Website and app data records
========================

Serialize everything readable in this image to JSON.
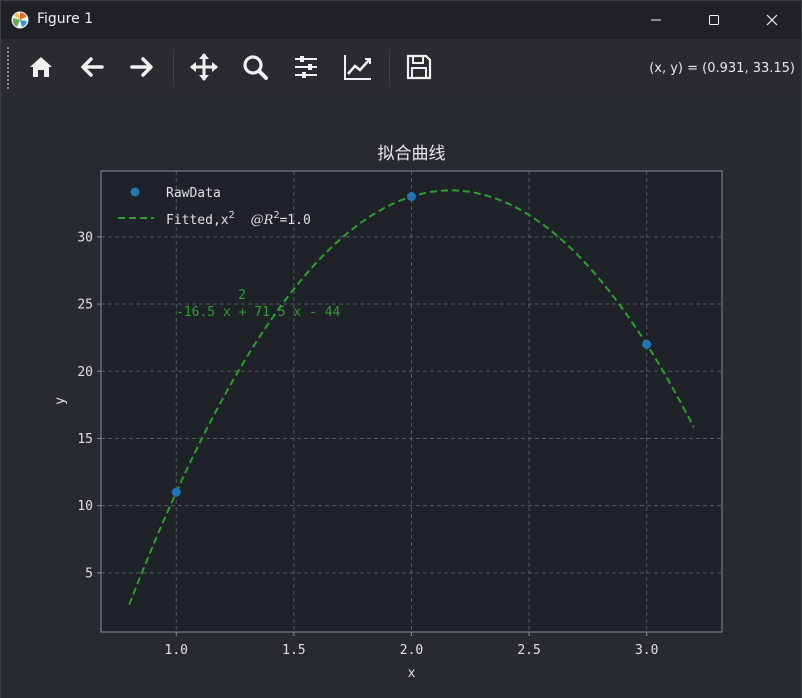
{
  "window": {
    "title": "Figure 1",
    "icon": "matplotlib-icon",
    "controls": [
      "minimize-icon",
      "maximize-icon",
      "close-icon"
    ]
  },
  "toolbar": {
    "buttons": [
      "home-icon",
      "back-arrow-icon",
      "forward-arrow-icon",
      "pan-move-icon",
      "zoom-magnifier-icon",
      "configure-subplots-icon",
      "edit-axis-curves-icon",
      "save-floppy-icon"
    ],
    "coords_readout": "(x, y) = (0.931, 33.15)"
  },
  "chart_data": {
    "type": "scatter",
    "title": "拟合曲线",
    "xlabel": "x",
    "ylabel": "y",
    "xlim": [
      0.68,
      3.32
    ],
    "ylim": [
      0.6,
      34.9
    ],
    "xticks": [
      1.0,
      1.5,
      2.0,
      2.5,
      3.0
    ],
    "xtick_labels": [
      "1.0",
      "1.5",
      "2.0",
      "2.5",
      "3.0"
    ],
    "yticks": [
      5,
      10,
      15,
      20,
      25,
      30
    ],
    "ytick_labels": [
      "5",
      "10",
      "15",
      "20",
      "25",
      "30"
    ],
    "grid": true,
    "legend_position": "upper-left",
    "series": [
      {
        "name": "RawData",
        "kind": "scatter",
        "color": "#1f77b4",
        "x": [
          1.0,
          2.0,
          3.0
        ],
        "y": [
          11.0,
          33.0,
          22.0
        ]
      },
      {
        "name": "Fitted,x",
        "name_sup": "2",
        "name_suffix_italic": "@R",
        "name_suffix_sup": "2",
        "name_suffix_tail": "=1.0",
        "kind": "line",
        "style": "dashed",
        "color": "#2ca02c",
        "coefficients": [
          -16.5,
          71.5,
          -44.0
        ],
        "x_range": [
          0.8,
          3.2
        ]
      }
    ],
    "annotation": {
      "exponent": "2",
      "text": "-16.5 x + 71.5 x - 44",
      "color": "#2ca02c",
      "x": 1.0,
      "y": 24.5
    },
    "colors": {
      "axes_bg": "#1f2228",
      "figure_bg": "#272a2f",
      "grid": "#555a60",
      "text": "#e0e0e0"
    }
  }
}
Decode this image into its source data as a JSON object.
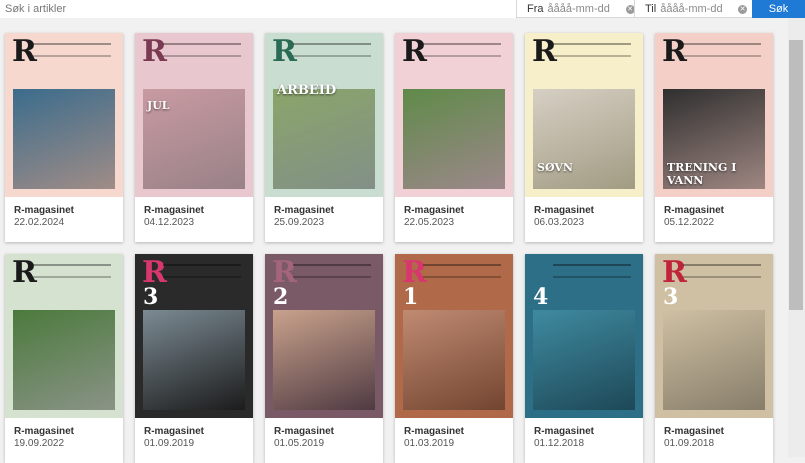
{
  "search": {
    "placeholder": "Søk i artikler"
  },
  "date_from": {
    "label": "Fra",
    "placeholder": "åååå-mm-dd"
  },
  "date_to": {
    "label": "Til",
    "placeholder": "åååå-mm-dd"
  },
  "search_button": "Søk",
  "magazines": [
    {
      "title": "R-magasinet",
      "date": "22.02.2024",
      "cover_text": "",
      "cover_bg": "#f6d8cf",
      "photo": "#3b6c8c",
      "mast_color": "#1a1a1a"
    },
    {
      "title": "R-magasinet",
      "date": "04.12.2023",
      "cover_text": "JUL",
      "cover_bg": "#e9c7cf",
      "photo": "#c99aa2",
      "mast_color": "#7a3a52"
    },
    {
      "title": "R-magasinet",
      "date": "25.09.2023",
      "cover_text": "ARBEID",
      "cover_bg": "#c9ddd0",
      "photo": "#8aa56a",
      "mast_color": "#2b6a55"
    },
    {
      "title": "R-magasinet",
      "date": "22.05.2023",
      "cover_text": "",
      "cover_bg": "#f1d0d6",
      "photo": "#5f8a48",
      "mast_color": "#1a1a1a"
    },
    {
      "title": "R-magasinet",
      "date": "06.03.2023",
      "cover_text": "SØVN",
      "cover_bg": "#f7efc9",
      "photo": "#d6cfc4",
      "mast_color": "#1a1a1a"
    },
    {
      "title": "R-magasinet",
      "date": "05.12.2022",
      "cover_text": "TRENING I VANN",
      "cover_bg": "#f4cfc8",
      "photo": "#2f2f2f",
      "mast_color": "#1a1a1a"
    },
    {
      "title": "R-magasinet",
      "date": "19.09.2022",
      "cover_text": "",
      "cover_bg": "#d4e2cf",
      "photo": "#4b7a3c",
      "mast_color": "#1a1a1a"
    },
    {
      "title": "R-magasinet",
      "date": "01.09.2019",
      "cover_text": "",
      "cover_bg": "#2a2a2a",
      "photo": "#7b8a93",
      "mast_color": "#d8376e",
      "issue": "3"
    },
    {
      "title": "R-magasinet",
      "date": "01.05.2019",
      "cover_text": "",
      "cover_bg": "#7a5a66",
      "photo": "#c9a28c",
      "mast_color": "#a3647c",
      "issue": "2"
    },
    {
      "title": "R-magasinet",
      "date": "01.03.2019",
      "cover_text": "",
      "cover_bg": "#b06a4a",
      "photo": "#c08a72",
      "mast_color": "#d8376e",
      "issue": "1"
    },
    {
      "title": "R-magasinet",
      "date": "01.12.2018",
      "cover_text": "",
      "cover_bg": "#2d6f86",
      "photo": "#3f8aa0",
      "mast_color": "#2d6f86",
      "issue": "4"
    },
    {
      "title": "R-magasinet",
      "date": "01.09.2018",
      "cover_text": "",
      "cover_bg": "#cfc0a3",
      "photo": "#cfc0a3",
      "mast_color": "#c0243a",
      "issue": "3"
    }
  ]
}
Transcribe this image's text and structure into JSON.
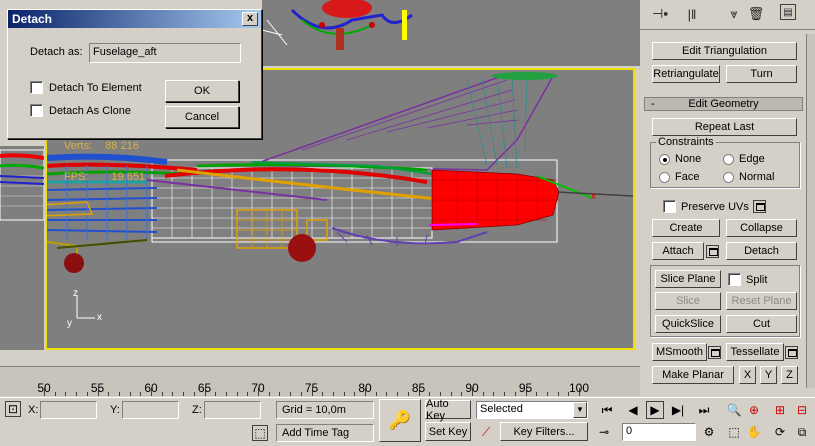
{
  "dialog": {
    "title": "Detach",
    "close": "x",
    "detach_as_label": "Detach as:",
    "detach_as_value": "Fuselage_aft",
    "to_element_label": "Detach To Element",
    "as_clone_label": "Detach As Clone",
    "ok_label": "OK",
    "cancel_label": "Cancel"
  },
  "viewport": {
    "verts_label": "Verts:",
    "verts_value": "88 216",
    "fps_label": "FPS:",
    "fps_value": "19.651",
    "axis_z": "z",
    "axis_x": "x",
    "axis_y": "y"
  },
  "panel": {
    "edit_triangulation": "Edit Triangulation",
    "retriangulate": "Retriangulate",
    "turn": "Turn",
    "rollout_toggle": "-",
    "rollout_title": "Edit Geometry",
    "repeat_last": "Repeat Last",
    "constraints_label": "Constraints",
    "none": "None",
    "edge": "Edge",
    "face": "Face",
    "normal": "Normal",
    "preserve_uvs": "Preserve UVs",
    "create": "Create",
    "collapse": "Collapse",
    "attach": "Attach",
    "detach": "Detach",
    "slice_plane": "Slice Plane",
    "split": "Split",
    "slice": "Slice",
    "reset_plane": "Reset Plane",
    "quickslice": "QuickSlice",
    "cut": "Cut",
    "msmooth": "MSmooth",
    "tessellate": "Tessellate",
    "make_planar": "Make Planar",
    "x": "X",
    "y": "Y",
    "z": "Z"
  },
  "timeline": {
    "ticks": [
      "50",
      "55",
      "60",
      "65",
      "70",
      "75",
      "80",
      "85",
      "90",
      "95",
      "100"
    ]
  },
  "status": {
    "x_label": "X:",
    "y_label": "Y:",
    "z_label": "Z:",
    "grid": "Grid = 10,0m",
    "add_time_tag": "Add Time Tag",
    "auto_key": "Auto Key",
    "set_key": "Set Key",
    "selected": "Selected",
    "key_filters": "Key Filters...",
    "frame": "0"
  },
  "colors": {
    "viewport_bg": "#7f7f7f",
    "active_border": "#f0e000",
    "stat_text": "#d6b24a",
    "selection_red": "#ff0000"
  }
}
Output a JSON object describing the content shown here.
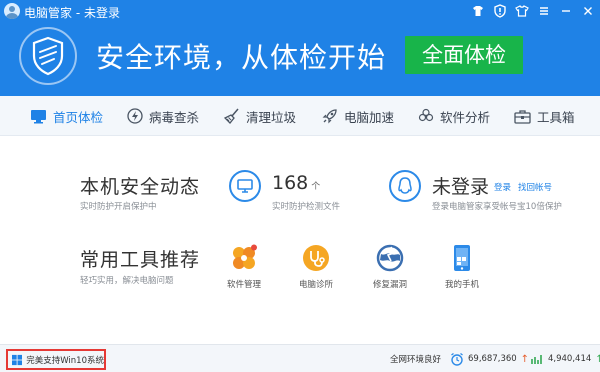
{
  "titlebar": {
    "title": "电脑管家 - 未登录",
    "icons": [
      "avatar",
      "shirt-icon",
      "shield-badge-icon",
      "t-shirt-skin-icon",
      "menu-icon",
      "minimize-icon",
      "close-icon"
    ]
  },
  "banner": {
    "slogan": "安全环境，从体检开始",
    "scan_button": "全面体检",
    "accent": "#1f82e6",
    "button_color": "#18b44a"
  },
  "nav": {
    "items": [
      {
        "label": "首页体检",
        "icon": "monitor-icon",
        "active": true
      },
      {
        "label": "病毒查杀",
        "icon": "lightning-icon",
        "active": false
      },
      {
        "label": "清理垃圾",
        "icon": "broom-icon",
        "active": false
      },
      {
        "label": "电脑加速",
        "icon": "rocket-icon",
        "active": false
      },
      {
        "label": "软件分析",
        "icon": "fan-icon",
        "active": false
      },
      {
        "label": "工具箱",
        "icon": "toolbox-icon",
        "active": false
      }
    ]
  },
  "security": {
    "title": "本机安全动态",
    "subtitle": "实时防护开启保护中",
    "files_count": "168",
    "files_unit": "个",
    "files_caption": "实时防护检测文件",
    "login_status": "未登录",
    "login_link": "登录",
    "find_account_link": "找回帐号",
    "login_caption": "登录电脑管家享受帐号宝10倍保护"
  },
  "tools": {
    "title": "常用工具推荐",
    "subtitle": "轻巧实用，解决电脑问题",
    "items": [
      {
        "label": "软件管理",
        "icon": "software-manager-icon"
      },
      {
        "label": "电脑诊所",
        "icon": "stethoscope-icon"
      },
      {
        "label": "修复漏洞",
        "icon": "patch-globe-icon"
      },
      {
        "label": "我的手机",
        "icon": "phone-icon"
      }
    ]
  },
  "statusbar": {
    "win10_text": "完美支持Win10系统",
    "net_status": "全网环境良好",
    "count1": "69,687,360",
    "count2": "4,940,414"
  }
}
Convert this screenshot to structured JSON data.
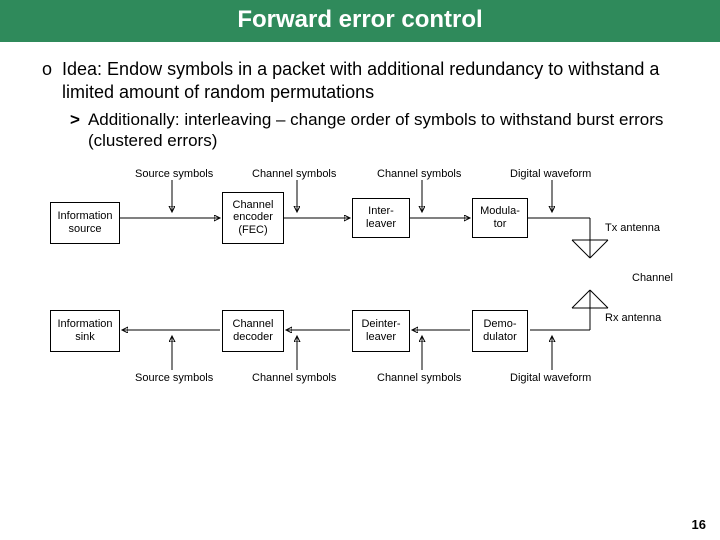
{
  "title": "Forward error control",
  "bullet": {
    "marker": "o",
    "text": "Idea: Endow symbols in a packet with additional redundancy to withstand a limited amount of random permutations"
  },
  "subbullet": {
    "marker": ">",
    "text": "Additionally: interleaving – change order of symbols to withstand burst errors (clustered errors)"
  },
  "diagram": {
    "top_labels": {
      "l1": "Source symbols",
      "l2": "Channel symbols",
      "l3": "Channel symbols",
      "l4": "Digital waveform"
    },
    "bot_labels": {
      "l1": "Source symbols",
      "l2": "Channel symbols",
      "l3": "Channel symbols",
      "l4": "Digital waveform"
    },
    "boxes": {
      "src": "Information\nsource",
      "enc": "Channel\nencoder\n(FEC)",
      "intl": "Inter-\nleaver",
      "mod": "Modula-\ntor",
      "sink": "Information\nsink",
      "dec": "Channel\ndecoder",
      "deintl": "Deinter-\nleaver",
      "demod": "Demo-\ndulator"
    },
    "tx": "Tx antenna",
    "rx": "Rx antenna",
    "channel": "Channel"
  },
  "page": "16"
}
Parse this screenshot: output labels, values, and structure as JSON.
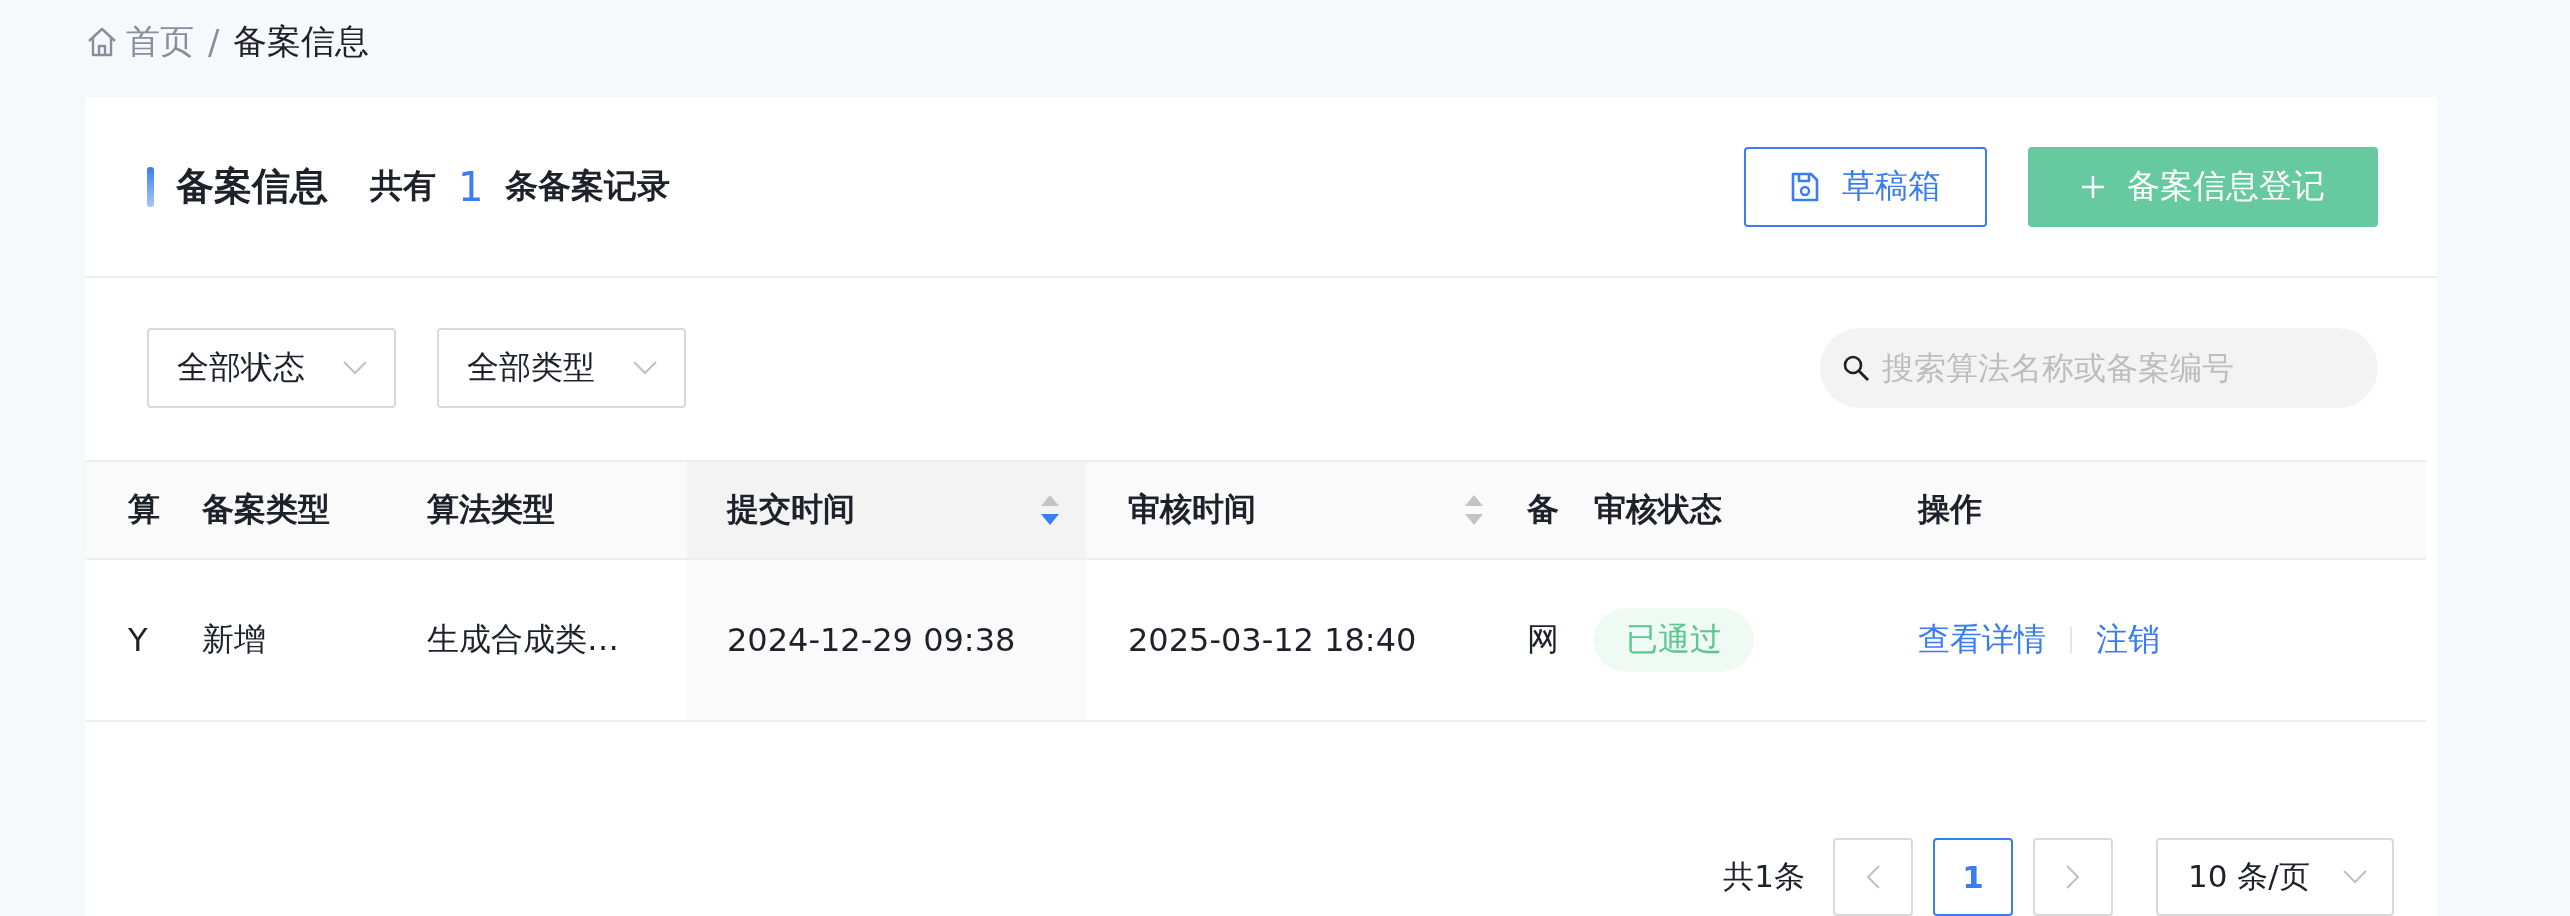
{
  "breadcrumb": [
    {
      "label": "首页",
      "kind": "home"
    },
    {
      "label": "备案信息",
      "kind": "current",
      "separator": "/"
    }
  ],
  "header": {
    "title": "备案信息",
    "count_prefix": "共有",
    "count": "1",
    "count_suffix": "条备案记录"
  },
  "buttons": [
    {
      "label": "草稿箱",
      "kind": "outline"
    },
    {
      "label": "备案信息登记",
      "kind": "primary"
    }
  ],
  "filters": [
    {
      "value": "全部状态"
    },
    {
      "value": "全部类型"
    }
  ],
  "search": {
    "placeholder": "搜索算法名称或备案编号"
  },
  "table": {
    "columns": [
      {
        "label": "算"
      },
      {
        "label": "备案类型"
      },
      {
        "label": "算法类型"
      },
      {
        "label": "提交时间",
        "sorted": true
      },
      {
        "label": "审核时间",
        "sorted": false
      },
      {
        "label": "备"
      },
      {
        "label": "审核状态"
      },
      {
        "label": "操作"
      }
    ],
    "rows": [
      {
        "cells": [
          "Y",
          "新增",
          "生成合成类…",
          "2024-12-29 09:38",
          "2025-03-12 18:40",
          "网"
        ],
        "status": {
          "label": "已通过",
          "kind": "approved"
        },
        "actions": [
          "查看详情",
          "注销"
        ]
      }
    ]
  },
  "pagination": {
    "total": "共1条",
    "pages": [
      {
        "label": "1",
        "selected": true
      }
    ],
    "page_size": "10 条/页"
  }
}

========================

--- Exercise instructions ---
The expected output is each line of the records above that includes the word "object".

--- Response to the task ---
Decode this image into its source data as a JSON object.
Output a JSON object describing the content shown here.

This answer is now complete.